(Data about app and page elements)
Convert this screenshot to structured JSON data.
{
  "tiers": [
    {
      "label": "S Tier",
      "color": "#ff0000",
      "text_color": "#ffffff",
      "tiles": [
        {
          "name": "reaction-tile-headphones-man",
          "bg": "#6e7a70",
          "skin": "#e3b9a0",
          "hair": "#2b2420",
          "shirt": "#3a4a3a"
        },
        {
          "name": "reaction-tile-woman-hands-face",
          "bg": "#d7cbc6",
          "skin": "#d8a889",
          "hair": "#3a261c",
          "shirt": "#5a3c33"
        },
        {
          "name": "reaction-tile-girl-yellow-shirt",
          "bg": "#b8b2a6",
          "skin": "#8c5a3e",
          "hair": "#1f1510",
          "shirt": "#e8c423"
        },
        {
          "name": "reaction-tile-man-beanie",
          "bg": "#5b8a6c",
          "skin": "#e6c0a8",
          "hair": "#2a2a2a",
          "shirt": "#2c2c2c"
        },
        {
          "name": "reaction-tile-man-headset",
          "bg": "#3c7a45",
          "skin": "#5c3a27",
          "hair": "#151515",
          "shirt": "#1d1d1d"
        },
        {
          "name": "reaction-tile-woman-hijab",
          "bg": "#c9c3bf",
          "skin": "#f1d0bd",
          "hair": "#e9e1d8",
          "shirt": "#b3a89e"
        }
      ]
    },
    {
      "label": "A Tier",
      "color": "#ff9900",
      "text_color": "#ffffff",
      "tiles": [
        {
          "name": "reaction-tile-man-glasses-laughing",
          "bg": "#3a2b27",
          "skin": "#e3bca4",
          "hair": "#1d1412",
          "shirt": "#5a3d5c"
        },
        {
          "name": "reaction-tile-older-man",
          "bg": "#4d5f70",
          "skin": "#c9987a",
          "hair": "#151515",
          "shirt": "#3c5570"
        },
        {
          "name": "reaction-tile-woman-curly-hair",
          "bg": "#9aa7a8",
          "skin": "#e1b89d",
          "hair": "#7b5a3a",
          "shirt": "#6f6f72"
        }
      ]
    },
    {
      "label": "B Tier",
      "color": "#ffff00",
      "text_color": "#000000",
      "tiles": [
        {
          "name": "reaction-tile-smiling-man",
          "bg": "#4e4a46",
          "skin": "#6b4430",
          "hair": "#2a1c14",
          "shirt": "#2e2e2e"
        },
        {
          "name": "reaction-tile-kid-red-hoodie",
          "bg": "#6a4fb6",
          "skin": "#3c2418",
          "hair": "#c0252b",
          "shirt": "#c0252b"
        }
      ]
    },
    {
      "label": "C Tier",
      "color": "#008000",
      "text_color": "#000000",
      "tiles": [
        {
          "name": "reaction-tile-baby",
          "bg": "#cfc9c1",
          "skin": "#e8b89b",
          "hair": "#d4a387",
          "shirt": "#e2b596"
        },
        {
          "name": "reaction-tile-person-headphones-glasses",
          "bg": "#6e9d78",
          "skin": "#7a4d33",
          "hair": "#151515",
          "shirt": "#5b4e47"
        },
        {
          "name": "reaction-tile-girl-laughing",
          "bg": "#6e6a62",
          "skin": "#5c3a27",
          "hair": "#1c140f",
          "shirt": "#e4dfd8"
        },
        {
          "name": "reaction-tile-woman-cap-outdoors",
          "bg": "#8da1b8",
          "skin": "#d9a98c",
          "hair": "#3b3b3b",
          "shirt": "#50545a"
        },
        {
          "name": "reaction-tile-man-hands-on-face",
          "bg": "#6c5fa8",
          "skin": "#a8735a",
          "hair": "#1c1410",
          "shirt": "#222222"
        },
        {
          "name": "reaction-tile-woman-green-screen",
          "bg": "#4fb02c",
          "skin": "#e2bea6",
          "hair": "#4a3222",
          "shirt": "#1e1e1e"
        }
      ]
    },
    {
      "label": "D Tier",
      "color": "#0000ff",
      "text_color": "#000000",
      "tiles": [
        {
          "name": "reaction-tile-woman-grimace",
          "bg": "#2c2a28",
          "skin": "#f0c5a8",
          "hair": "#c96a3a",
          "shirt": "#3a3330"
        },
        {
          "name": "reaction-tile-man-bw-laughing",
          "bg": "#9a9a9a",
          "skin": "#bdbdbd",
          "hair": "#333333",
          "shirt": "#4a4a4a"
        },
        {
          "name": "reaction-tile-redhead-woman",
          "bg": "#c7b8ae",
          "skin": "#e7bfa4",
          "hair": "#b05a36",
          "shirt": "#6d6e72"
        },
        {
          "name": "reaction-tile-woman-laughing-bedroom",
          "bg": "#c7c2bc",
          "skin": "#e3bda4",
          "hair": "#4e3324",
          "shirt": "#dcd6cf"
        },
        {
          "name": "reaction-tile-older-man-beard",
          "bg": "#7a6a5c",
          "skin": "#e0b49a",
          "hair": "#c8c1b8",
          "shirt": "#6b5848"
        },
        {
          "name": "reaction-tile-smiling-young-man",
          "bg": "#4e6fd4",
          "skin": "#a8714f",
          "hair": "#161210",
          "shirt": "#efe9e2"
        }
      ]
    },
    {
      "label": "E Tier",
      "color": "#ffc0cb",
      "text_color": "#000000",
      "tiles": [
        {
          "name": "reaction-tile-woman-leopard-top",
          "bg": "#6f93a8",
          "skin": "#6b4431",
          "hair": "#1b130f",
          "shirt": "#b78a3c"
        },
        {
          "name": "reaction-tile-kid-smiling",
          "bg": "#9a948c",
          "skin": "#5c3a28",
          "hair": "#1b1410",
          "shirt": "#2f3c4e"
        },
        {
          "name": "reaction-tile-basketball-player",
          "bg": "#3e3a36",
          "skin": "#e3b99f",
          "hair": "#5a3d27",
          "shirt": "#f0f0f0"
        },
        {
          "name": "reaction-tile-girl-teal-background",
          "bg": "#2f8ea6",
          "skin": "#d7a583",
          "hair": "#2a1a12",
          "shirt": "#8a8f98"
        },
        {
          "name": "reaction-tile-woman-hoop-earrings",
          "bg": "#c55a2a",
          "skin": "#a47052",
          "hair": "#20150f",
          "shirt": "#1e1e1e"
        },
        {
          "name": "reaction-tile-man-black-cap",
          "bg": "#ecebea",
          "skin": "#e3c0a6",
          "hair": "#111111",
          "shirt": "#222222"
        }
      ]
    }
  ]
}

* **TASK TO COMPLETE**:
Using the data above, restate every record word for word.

* **THE ANSWER**:
Convert this screenshot to structured JSON data.
{
  "tiers": [
    {
      "label": "S Tier",
      "color": "#ff0000",
      "text_color": "#ffffff",
      "tiles": [
        {
          "name": "reaction-tile-headphones-man",
          "bg": "#6e7a70",
          "skin": "#e3b9a0",
          "hair": "#2b2420",
          "shirt": "#3a4a3a"
        },
        {
          "name": "reaction-tile-woman-hands-face",
          "bg": "#d7cbc6",
          "skin": "#d8a889",
          "hair": "#3a261c",
          "shirt": "#5a3c33"
        },
        {
          "name": "reaction-tile-girl-yellow-shirt",
          "bg": "#b8b2a6",
          "skin": "#8c5a3e",
          "hair": "#1f1510",
          "shirt": "#e8c423"
        },
        {
          "name": "reaction-tile-man-beanie",
          "bg": "#5b8a6c",
          "skin": "#e6c0a8",
          "hair": "#2a2a2a",
          "shirt": "#2c2c2c"
        },
        {
          "name": "reaction-tile-man-headset",
          "bg": "#3c7a45",
          "skin": "#5c3a27",
          "hair": "#151515",
          "shirt": "#1d1d1d"
        },
        {
          "name": "reaction-tile-woman-hijab",
          "bg": "#c9c3bf",
          "skin": "#f1d0bd",
          "hair": "#e9e1d8",
          "shirt": "#b3a89e"
        }
      ]
    },
    {
      "label": "A Tier",
      "color": "#ff9900",
      "text_color": "#ffffff",
      "tiles": [
        {
          "name": "reaction-tile-man-glasses-laughing",
          "bg": "#3a2b27",
          "skin": "#e3bca4",
          "hair": "#1d1412",
          "shirt": "#5a3d5c"
        },
        {
          "name": "reaction-tile-older-man",
          "bg": "#4d5f70",
          "skin": "#c9987a",
          "hair": "#151515",
          "shirt": "#3c5570"
        },
        {
          "name": "reaction-tile-woman-curly-hair",
          "bg": "#9aa7a8",
          "skin": "#e1b89d",
          "hair": "#7b5a3a",
          "shirt": "#6f6f72"
        }
      ]
    },
    {
      "label": "B Tier",
      "color": "#ffff00",
      "text_color": "#000000",
      "tiles": [
        {
          "name": "reaction-tile-smiling-man",
          "bg": "#4e4a46",
          "skin": "#6b4430",
          "hair": "#2a1c14",
          "shirt": "#2e2e2e"
        },
        {
          "name": "reaction-tile-kid-red-hoodie",
          "bg": "#6a4fb6",
          "skin": "#3c2418",
          "hair": "#c0252b",
          "shirt": "#c0252b"
        }
      ]
    },
    {
      "label": "C Tier",
      "color": "#008000",
      "text_color": "#000000",
      "tiles": [
        {
          "name": "reaction-tile-baby",
          "bg": "#cfc9c1",
          "skin": "#e8b89b",
          "hair": "#d4a387",
          "shirt": "#e2b596"
        },
        {
          "name": "reaction-tile-person-headphones-glasses",
          "bg": "#6e9d78",
          "skin": "#7a4d33",
          "hair": "#151515",
          "shirt": "#5b4e47"
        },
        {
          "name": "reaction-tile-girl-laughing",
          "bg": "#6e6a62",
          "skin": "#5c3a27",
          "hair": "#1c140f",
          "shirt": "#e4dfd8"
        },
        {
          "name": "reaction-tile-woman-cap-outdoors",
          "bg": "#8da1b8",
          "skin": "#d9a98c",
          "hair": "#3b3b3b",
          "shirt": "#50545a"
        },
        {
          "name": "reaction-tile-man-hands-on-face",
          "bg": "#6c5fa8",
          "skin": "#a8735a",
          "hair": "#1c1410",
          "shirt": "#222222"
        },
        {
          "name": "reaction-tile-woman-green-screen",
          "bg": "#4fb02c",
          "skin": "#e2bea6",
          "hair": "#4a3222",
          "shirt": "#1e1e1e"
        }
      ]
    },
    {
      "label": "D Tier",
      "color": "#0000ff",
      "text_color": "#000000",
      "tiles": [
        {
          "name": "reaction-tile-woman-grimace",
          "bg": "#2c2a28",
          "skin": "#f0c5a8",
          "hair": "#c96a3a",
          "shirt": "#3a3330"
        },
        {
          "name": "reaction-tile-man-bw-laughing",
          "bg": "#9a9a9a",
          "skin": "#bdbdbd",
          "hair": "#333333",
          "shirt": "#4a4a4a"
        },
        {
          "name": "reaction-tile-redhead-woman",
          "bg": "#c7b8ae",
          "skin": "#e7bfa4",
          "hair": "#b05a36",
          "shirt": "#6d6e72"
        },
        {
          "name": "reaction-tile-woman-laughing-bedroom",
          "bg": "#c7c2bc",
          "skin": "#e3bda4",
          "hair": "#4e3324",
          "shirt": "#dcd6cf"
        },
        {
          "name": "reaction-tile-older-man-beard",
          "bg": "#7a6a5c",
          "skin": "#e0b49a",
          "hair": "#c8c1b8",
          "shirt": "#6b5848"
        },
        {
          "name": "reaction-tile-smiling-young-man",
          "bg": "#4e6fd4",
          "skin": "#a8714f",
          "hair": "#161210",
          "shirt": "#efe9e2"
        }
      ]
    },
    {
      "label": "E Tier",
      "color": "#ffc0cb",
      "text_color": "#000000",
      "tiles": [
        {
          "name": "reaction-tile-woman-leopard-top",
          "bg": "#6f93a8",
          "skin": "#6b4431",
          "hair": "#1b130f",
          "shirt": "#b78a3c"
        },
        {
          "name": "reaction-tile-kid-smiling",
          "bg": "#9a948c",
          "skin": "#5c3a28",
          "hair": "#1b1410",
          "shirt": "#2f3c4e"
        },
        {
          "name": "reaction-tile-basketball-player",
          "bg": "#3e3a36",
          "skin": "#e3b99f",
          "hair": "#5a3d27",
          "shirt": "#f0f0f0"
        },
        {
          "name": "reaction-tile-girl-teal-background",
          "bg": "#2f8ea6",
          "skin": "#d7a583",
          "hair": "#2a1a12",
          "shirt": "#8a8f98"
        },
        {
          "name": "reaction-tile-woman-hoop-earrings",
          "bg": "#c55a2a",
          "skin": "#a47052",
          "hair": "#20150f",
          "shirt": "#1e1e1e"
        },
        {
          "name": "reaction-tile-man-black-cap",
          "bg": "#ecebea",
          "skin": "#e3c0a6",
          "hair": "#111111",
          "shirt": "#222222"
        }
      ]
    }
  ]
}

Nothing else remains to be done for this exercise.